A near-field measurement is also taken.
There are three environments to choose from – a recording studio, foocusrite sitting room and a bedroom. With the software in circuit, the recreations of speakers and acoustics are pretty credible.
The VRM Box itself comprises two key ingredients. A second piece of advice is that, whenever possible, it’s well worth avoiding mixing on headphones alone, as even the most ‘pro’ cans still don’t behave in focusrrite same way as a pair of speakers and therefore can’t be trusted as a sole monitoring source.
So that will remain a mystery. Offers something relevant to the studio process.
Our Verdict A unique concept that’s a powerful resource for headphone mixers. The unit is made of plastic but feels solidly made and the volume control is very nicely implemented – smooth and easy to use.
So, Focusrite have provided a neat solution – a dedicated playback interface that uses impulse responses and focusritw to provide Virtual Reference Monitoring, or VRM for short. Images do lose a little definition — just as they do listening in room rather than in cans. Pros Highlights mix deficiencies. The bypass worked better than with OOYH – the volume level remained the same so it was possible to switch the processing in and out to compare directly. All-access artist interviews, in-depth gear vm, essential production tutorials and much more.
Then it’s just a case of launching the software and choosing the speakers and environment from the selection displayed. In summary, it’s a good value little DAC if you can live without higher bit ofcusrite and is very practical for its intended purpose.
Nevertheless it did challenge my mixing and mastering skills to come up with more professional results.

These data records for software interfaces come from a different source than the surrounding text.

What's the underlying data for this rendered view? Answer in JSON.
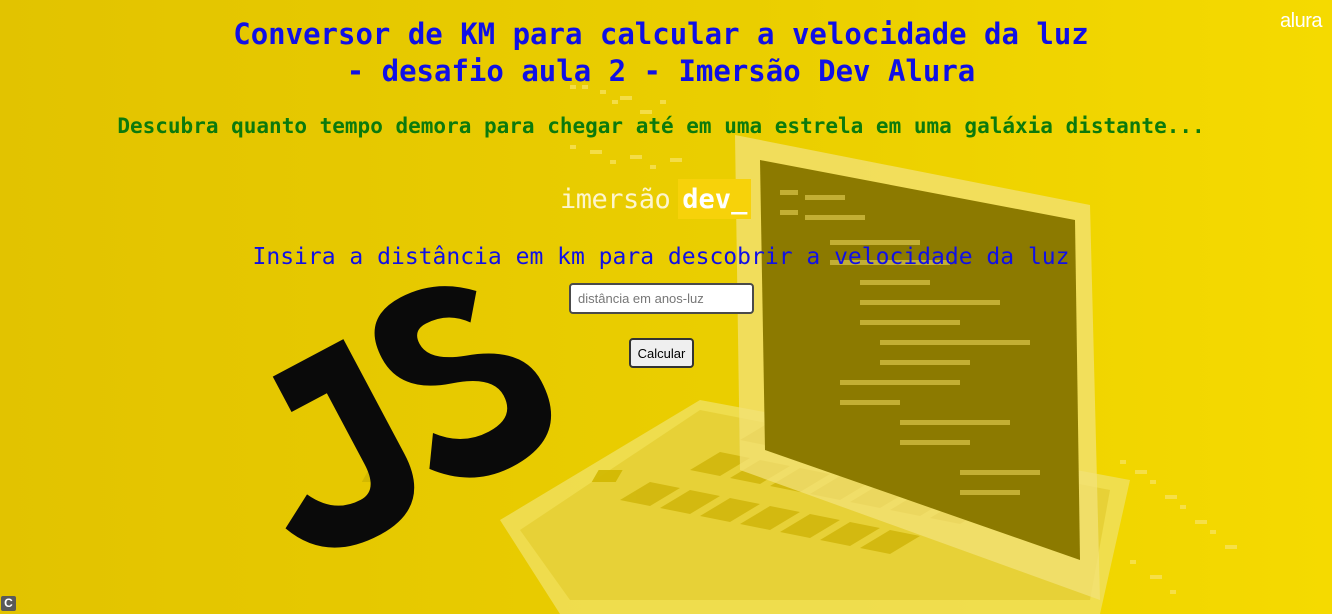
{
  "header": {
    "title_line1": "Conversor de KM para calcular a velocidade da luz",
    "title_line2": "- desafio aula 2 - Imersão Dev Alura",
    "subtitle": "Descubra quanto tempo demora para chegar até em uma estrela em uma galáxia distante..."
  },
  "brand": {
    "logo": "alura",
    "imersao": "imersão",
    "dev": "dev_"
  },
  "form": {
    "instruction": "Insira a distância em km para descobrir a velocidade da luz",
    "input_placeholder": "distância em anos-luz",
    "input_value": "",
    "button_label": "Calcular"
  },
  "background": {
    "js_logo": "JS",
    "decoration": "laptop-illustration"
  },
  "corner": {
    "icon_letter": "C",
    "icon_name": "c-badge-icon"
  },
  "colors": {
    "background": "#e6c800",
    "title": "#1010e6",
    "subtitle": "#0c7a0c",
    "brand_box": "#f7d20a"
  }
}
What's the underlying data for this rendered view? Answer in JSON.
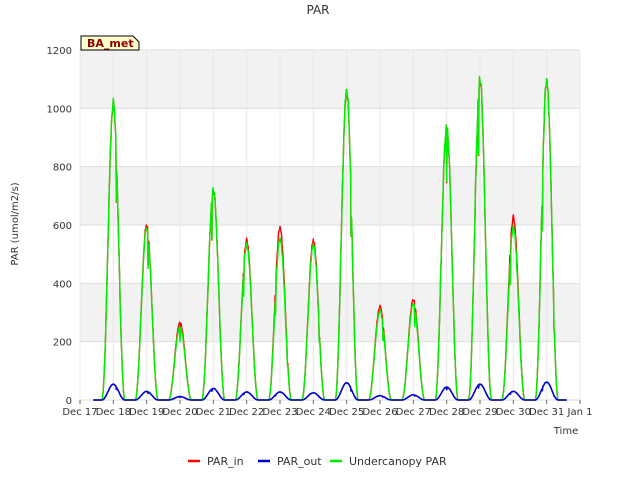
{
  "chart_data": {
    "type": "line",
    "title": "PAR",
    "xlabel": "Time",
    "ylabel": "PAR (umol/m2/s)",
    "badge": "BA_met",
    "ylim": [
      0,
      1200
    ],
    "xlim": [
      0,
      15
    ],
    "x_unit": "days after Dec 17",
    "yticks": [
      0,
      200,
      400,
      600,
      800,
      1000,
      1200
    ],
    "xticks": [
      {
        "pos": 0,
        "label": "Dec 17"
      },
      {
        "pos": 1,
        "label": "Dec 18"
      },
      {
        "pos": 2,
        "label": "Dec 19"
      },
      {
        "pos": 3,
        "label": "Dec 20"
      },
      {
        "pos": 4,
        "label": "Dec 21"
      },
      {
        "pos": 5,
        "label": "Dec 22"
      },
      {
        "pos": 6,
        "label": "Dec 23"
      },
      {
        "pos": 7,
        "label": "Dec 24"
      },
      {
        "pos": 8,
        "label": "Dec 25"
      },
      {
        "pos": 9,
        "label": "Dec 26"
      },
      {
        "pos": 10,
        "label": "Dec 27"
      },
      {
        "pos": 11,
        "label": "Dec 28"
      },
      {
        "pos": 12,
        "label": "Dec 29"
      },
      {
        "pos": 13,
        "label": "Dec 30"
      },
      {
        "pos": 14,
        "label": "Dec 31"
      },
      {
        "pos": 15,
        "label": "Jan 1"
      }
    ],
    "grid": true,
    "background_bands": true,
    "legend_position": "bottom",
    "series": [
      {
        "name": "PAR_in",
        "color": "#ff0000",
        "peaks": [
          {
            "day": 0,
            "value": 1030
          },
          {
            "day": 1,
            "value": 610
          },
          {
            "day": 2,
            "value": 270
          },
          {
            "day": 3,
            "value": 730
          },
          {
            "day": 4,
            "value": 555
          },
          {
            "day": 5,
            "value": 600
          },
          {
            "day": 6,
            "value": 555
          },
          {
            "day": 7,
            "value": 1075
          },
          {
            "day": 8,
            "value": 325
          },
          {
            "day": 9,
            "value": 350
          },
          {
            "day": 10,
            "value": 950
          },
          {
            "day": 11,
            "value": 1115
          },
          {
            "day": 12,
            "value": 635
          },
          {
            "day": 13,
            "value": 1110
          }
        ]
      },
      {
        "name": "PAR_out",
        "color": "#0000cc",
        "peaks": [
          {
            "day": 0,
            "value": 55
          },
          {
            "day": 1,
            "value": 30
          },
          {
            "day": 2,
            "value": 12
          },
          {
            "day": 3,
            "value": 40
          },
          {
            "day": 4,
            "value": 28
          },
          {
            "day": 5,
            "value": 28
          },
          {
            "day": 6,
            "value": 25
          },
          {
            "day": 7,
            "value": 60
          },
          {
            "day": 8,
            "value": 15
          },
          {
            "day": 9,
            "value": 18
          },
          {
            "day": 10,
            "value": 45
          },
          {
            "day": 11,
            "value": 55
          },
          {
            "day": 12,
            "value": 30
          },
          {
            "day": 13,
            "value": 62
          }
        ]
      },
      {
        "name": "Undercanopy PAR",
        "color": "#00ee00",
        "peaks": [
          {
            "day": 0,
            "value": 1035
          },
          {
            "day": 1,
            "value": 600
          },
          {
            "day": 2,
            "value": 255
          },
          {
            "day": 3,
            "value": 735
          },
          {
            "day": 4,
            "value": 540
          },
          {
            "day": 5,
            "value": 560
          },
          {
            "day": 6,
            "value": 540
          },
          {
            "day": 7,
            "value": 1080
          },
          {
            "day": 8,
            "value": 310
          },
          {
            "day": 9,
            "value": 335
          },
          {
            "day": 10,
            "value": 955
          },
          {
            "day": 11,
            "value": 1120
          },
          {
            "day": 12,
            "value": 600
          },
          {
            "day": 13,
            "value": 1110
          }
        ]
      }
    ]
  }
}
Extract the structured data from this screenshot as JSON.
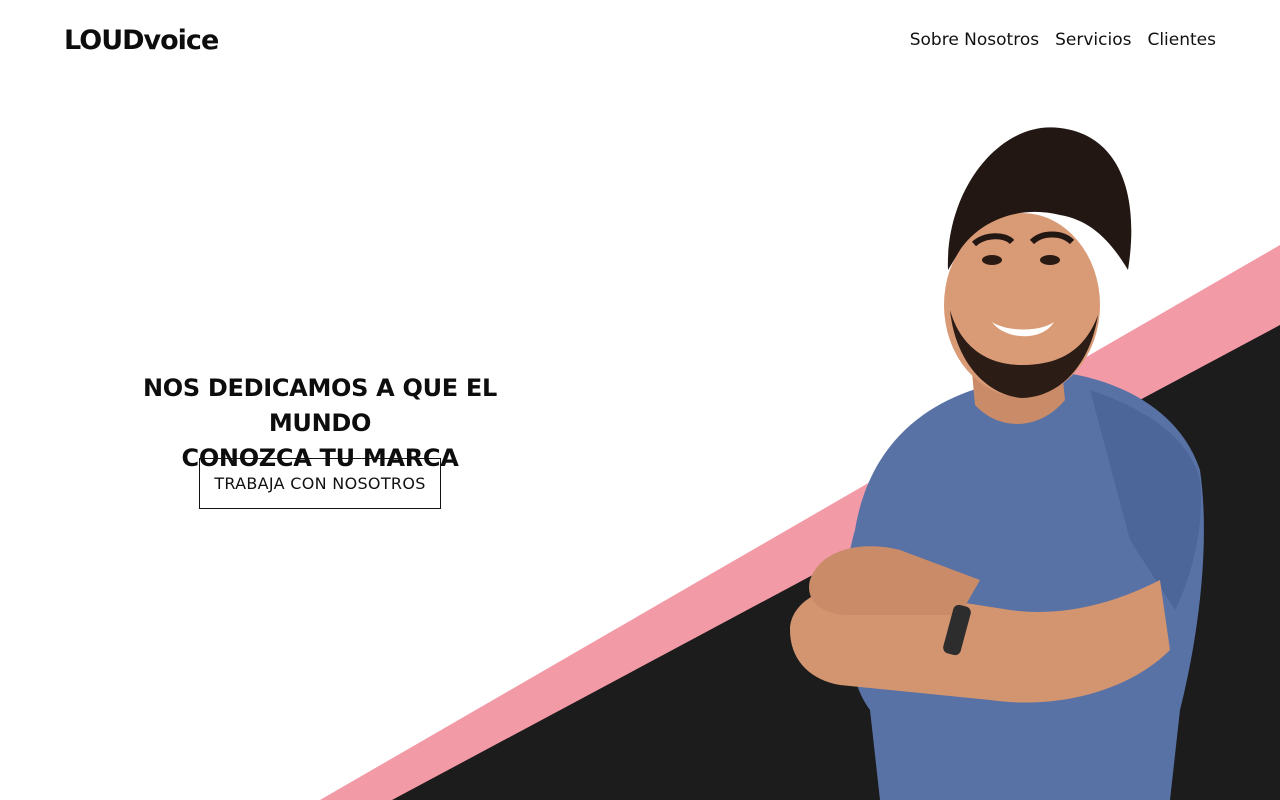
{
  "brand": {
    "logo_text": "LOUDvoice"
  },
  "nav": {
    "items": [
      {
        "label": "Sobre Nosotros"
      },
      {
        "label": "Servicios"
      },
      {
        "label": "Clientes"
      }
    ]
  },
  "hero": {
    "title_line1": "NOS DEDICAMOS A QUE EL MUNDO",
    "title_line2": "CONOZCA TU MARCA",
    "cta_label": "TRABAJA CON NOSOTROS"
  },
  "colors": {
    "background": "#ffffff",
    "accent_pink": "#f39aa7",
    "dark_band": "#1c1c1c",
    "text": "#111111",
    "shirt": "#5872a6"
  },
  "icons": {
    "person_image": "smiling-man-crossed-arms-photo"
  }
}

Others are more specific. All focusrte options have been encoded from impulse responses taken from the speakers listed, while the environmental side of VRM, through the three listening spaces, has been constructed from spatial modelling. Does it provide an opportunity to test your mix through a series of modelled systems and environments?